§ **Instructions for the task**
Below are some entries; reproduce them exactly and leave every picture out.
==== Listed entries ====
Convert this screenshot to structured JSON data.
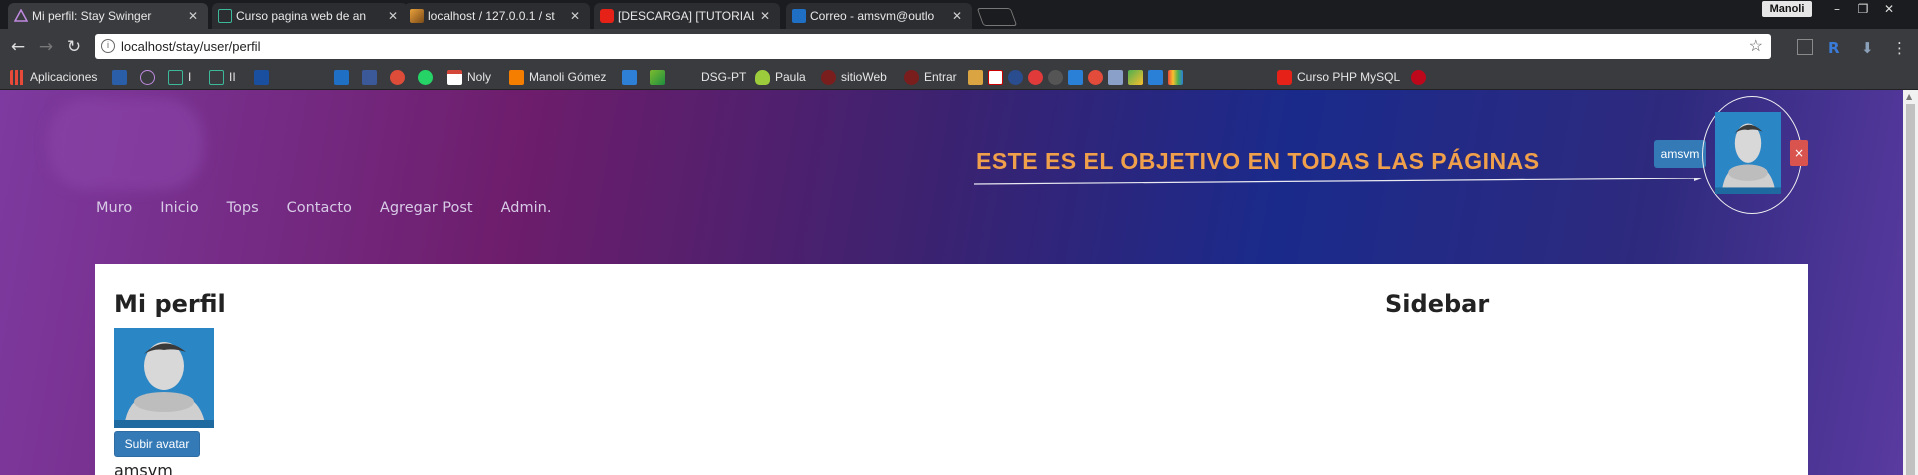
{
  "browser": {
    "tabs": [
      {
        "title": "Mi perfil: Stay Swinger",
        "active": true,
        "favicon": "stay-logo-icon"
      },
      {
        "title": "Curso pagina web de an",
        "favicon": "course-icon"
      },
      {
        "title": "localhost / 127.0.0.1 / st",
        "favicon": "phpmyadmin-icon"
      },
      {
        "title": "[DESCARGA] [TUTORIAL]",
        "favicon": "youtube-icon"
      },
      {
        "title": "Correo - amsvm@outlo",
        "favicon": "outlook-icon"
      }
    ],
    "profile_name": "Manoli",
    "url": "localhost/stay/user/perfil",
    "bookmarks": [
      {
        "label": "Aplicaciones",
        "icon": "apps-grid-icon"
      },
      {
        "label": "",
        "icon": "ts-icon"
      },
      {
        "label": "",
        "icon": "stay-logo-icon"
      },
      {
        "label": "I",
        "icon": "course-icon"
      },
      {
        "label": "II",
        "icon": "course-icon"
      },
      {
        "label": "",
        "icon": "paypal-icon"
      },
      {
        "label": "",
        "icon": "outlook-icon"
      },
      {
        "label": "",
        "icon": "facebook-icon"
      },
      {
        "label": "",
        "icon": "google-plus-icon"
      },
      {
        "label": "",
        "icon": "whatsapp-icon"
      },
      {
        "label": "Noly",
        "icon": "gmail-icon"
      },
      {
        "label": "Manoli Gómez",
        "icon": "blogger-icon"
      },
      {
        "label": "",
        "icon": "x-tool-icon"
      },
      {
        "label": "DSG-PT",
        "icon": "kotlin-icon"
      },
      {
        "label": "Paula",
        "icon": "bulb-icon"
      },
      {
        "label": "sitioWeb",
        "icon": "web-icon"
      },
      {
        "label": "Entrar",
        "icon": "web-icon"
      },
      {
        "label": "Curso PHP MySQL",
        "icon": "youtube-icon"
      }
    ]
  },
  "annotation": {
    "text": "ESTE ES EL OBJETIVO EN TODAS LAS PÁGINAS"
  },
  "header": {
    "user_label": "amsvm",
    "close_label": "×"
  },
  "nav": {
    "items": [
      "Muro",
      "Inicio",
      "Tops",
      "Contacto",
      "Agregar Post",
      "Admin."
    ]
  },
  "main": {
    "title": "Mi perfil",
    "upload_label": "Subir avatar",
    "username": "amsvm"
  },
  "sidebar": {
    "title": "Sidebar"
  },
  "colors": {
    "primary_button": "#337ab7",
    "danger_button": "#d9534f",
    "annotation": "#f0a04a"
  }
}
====
§ **Answer to this problem**
Convert this screenshot to structured JSON data.
{
  "browser": {
    "tabs": [
      {
        "title": "Mi perfil: Stay Swinger",
        "active": true,
        "favicon": "stay-logo-icon"
      },
      {
        "title": "Curso pagina web de an",
        "favicon": "course-icon"
      },
      {
        "title": "localhost / 127.0.0.1 / st",
        "favicon": "phpmyadmin-icon"
      },
      {
        "title": "[DESCARGA] [TUTORIAL]",
        "favicon": "youtube-icon"
      },
      {
        "title": "Correo - amsvm@outlo",
        "favicon": "outlook-icon"
      }
    ],
    "profile_name": "Manoli",
    "url": "localhost/stay/user/perfil",
    "bookmarks": [
      {
        "label": "Aplicaciones",
        "icon": "apps-grid-icon"
      },
      {
        "label": "",
        "icon": "ts-icon"
      },
      {
        "label": "",
        "icon": "stay-logo-icon"
      },
      {
        "label": "I",
        "icon": "course-icon"
      },
      {
        "label": "II",
        "icon": "course-icon"
      },
      {
        "label": "",
        "icon": "paypal-icon"
      },
      {
        "label": "",
        "icon": "outlook-icon"
      },
      {
        "label": "",
        "icon": "facebook-icon"
      },
      {
        "label": "",
        "icon": "google-plus-icon"
      },
      {
        "label": "",
        "icon": "whatsapp-icon"
      },
      {
        "label": "Noly",
        "icon": "gmail-icon"
      },
      {
        "label": "Manoli Gómez",
        "icon": "blogger-icon"
      },
      {
        "label": "",
        "icon": "x-tool-icon"
      },
      {
        "label": "DSG-PT",
        "icon": "kotlin-icon"
      },
      {
        "label": "Paula",
        "icon": "bulb-icon"
      },
      {
        "label": "sitioWeb",
        "icon": "web-icon"
      },
      {
        "label": "Entrar",
        "icon": "web-icon"
      },
      {
        "label": "Curso PHP MySQL",
        "icon": "youtube-icon"
      }
    ]
  },
  "annotation": {
    "text": "ESTE ES EL OBJETIVO EN TODAS LAS PÁGINAS"
  },
  "header": {
    "user_label": "amsvm",
    "close_label": "×"
  },
  "nav": {
    "items": [
      "Muro",
      "Inicio",
      "Tops",
      "Contacto",
      "Agregar Post",
      "Admin."
    ]
  },
  "main": {
    "title": "Mi perfil",
    "upload_label": "Subir avatar",
    "username": "amsvm"
  },
  "sidebar": {
    "title": "Sidebar"
  },
  "colors": {
    "primary_button": "#337ab7",
    "danger_button": "#d9534f",
    "annotation": "#f0a04a"
  }
}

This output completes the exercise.